Jack Covert Selects: Jack Covert Selects--Alexander Hamilton

By: Jack @ 9:03 PM – Filed under: Management & Workplace Culture

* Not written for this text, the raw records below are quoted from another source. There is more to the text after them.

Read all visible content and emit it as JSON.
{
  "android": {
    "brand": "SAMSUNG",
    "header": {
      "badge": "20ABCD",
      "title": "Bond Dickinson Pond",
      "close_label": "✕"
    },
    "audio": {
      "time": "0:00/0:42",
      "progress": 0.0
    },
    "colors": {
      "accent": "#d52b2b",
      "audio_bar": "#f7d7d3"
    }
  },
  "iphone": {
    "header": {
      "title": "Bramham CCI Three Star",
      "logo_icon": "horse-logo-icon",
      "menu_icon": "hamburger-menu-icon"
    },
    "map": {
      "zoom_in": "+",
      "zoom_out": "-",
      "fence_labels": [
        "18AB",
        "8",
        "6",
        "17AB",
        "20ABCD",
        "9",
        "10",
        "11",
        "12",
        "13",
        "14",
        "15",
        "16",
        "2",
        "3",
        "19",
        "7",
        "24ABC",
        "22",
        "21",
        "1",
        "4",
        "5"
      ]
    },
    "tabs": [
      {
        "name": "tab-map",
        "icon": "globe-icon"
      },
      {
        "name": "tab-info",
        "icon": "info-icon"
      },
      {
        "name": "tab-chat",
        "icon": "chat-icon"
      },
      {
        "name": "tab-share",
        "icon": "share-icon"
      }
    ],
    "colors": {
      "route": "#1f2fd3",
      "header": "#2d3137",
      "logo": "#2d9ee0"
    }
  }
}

Alexander Hamilton by Ron Chernow, Penguin, 832 pages, Hardcover, April 2004, ISBN 1594200092
Its a stretch, I know. Picking a historical biography as a Jack Covert Selects. But Im doing it anyway. Alexander Hamilton is already a bestseller. And of course Ron Chernow writes superbly, enlightening us with so much detail that it makes this book hard to put down from any perspective, whether it be historical, economical or political. I like it because Alexander Hamilton wasnt just one of the founding fathers of America. He was the founding father with a difference. Controversial. Visionary. He was also a great businessman. A blueprint of a man all businesspeople should study. The book describes it much better than I can:
When it came to the parallel economic upheavals of the period - the industrial revolution, the expansion of global trade, the growth of banks and stock exchanges Hamilton was an American prophet without peer.
Although faced with many adversities, he was an excellent businessman who made the right choices. And even when he didnt, he took misfortune in his stride and recovered quickly. He might not have been president, but he was the founder and chief advocate for the market economy, and the first treasure secretary.
From a business book perspective, we can learn so much from him. He led a life of passion, which is clearly demonstrated in his economic endeavors. So many things that Alexander Hamilton did centuries ago still applies today. I want to share them with you as reminders and as homage to him:
  • He understood the importance of technology. When most people were focused on agriculture, he saw the need for industrialization. This inevitably led to the American Revolution.
  • Alexander Hamilton was willing to learn: The scientific revolution in Europe encouraged him to make the same changes in America. He actively recruited the specialists for several industries, like the cotton and textile industry, himself.
  • Believe in yourself. His ideas got shot down all the time, but he just kept on trying different ways to see his plans come to fruition.
  • Honor and fortitude. Hamilton didnt use his influence to bail out a friend who was in financial ruins due to a stock market crash, but rather told him to act with honor and fortitude. Enough said.

Lets all raise our glasses to Alexander Hamilton. What a guy! And what a book.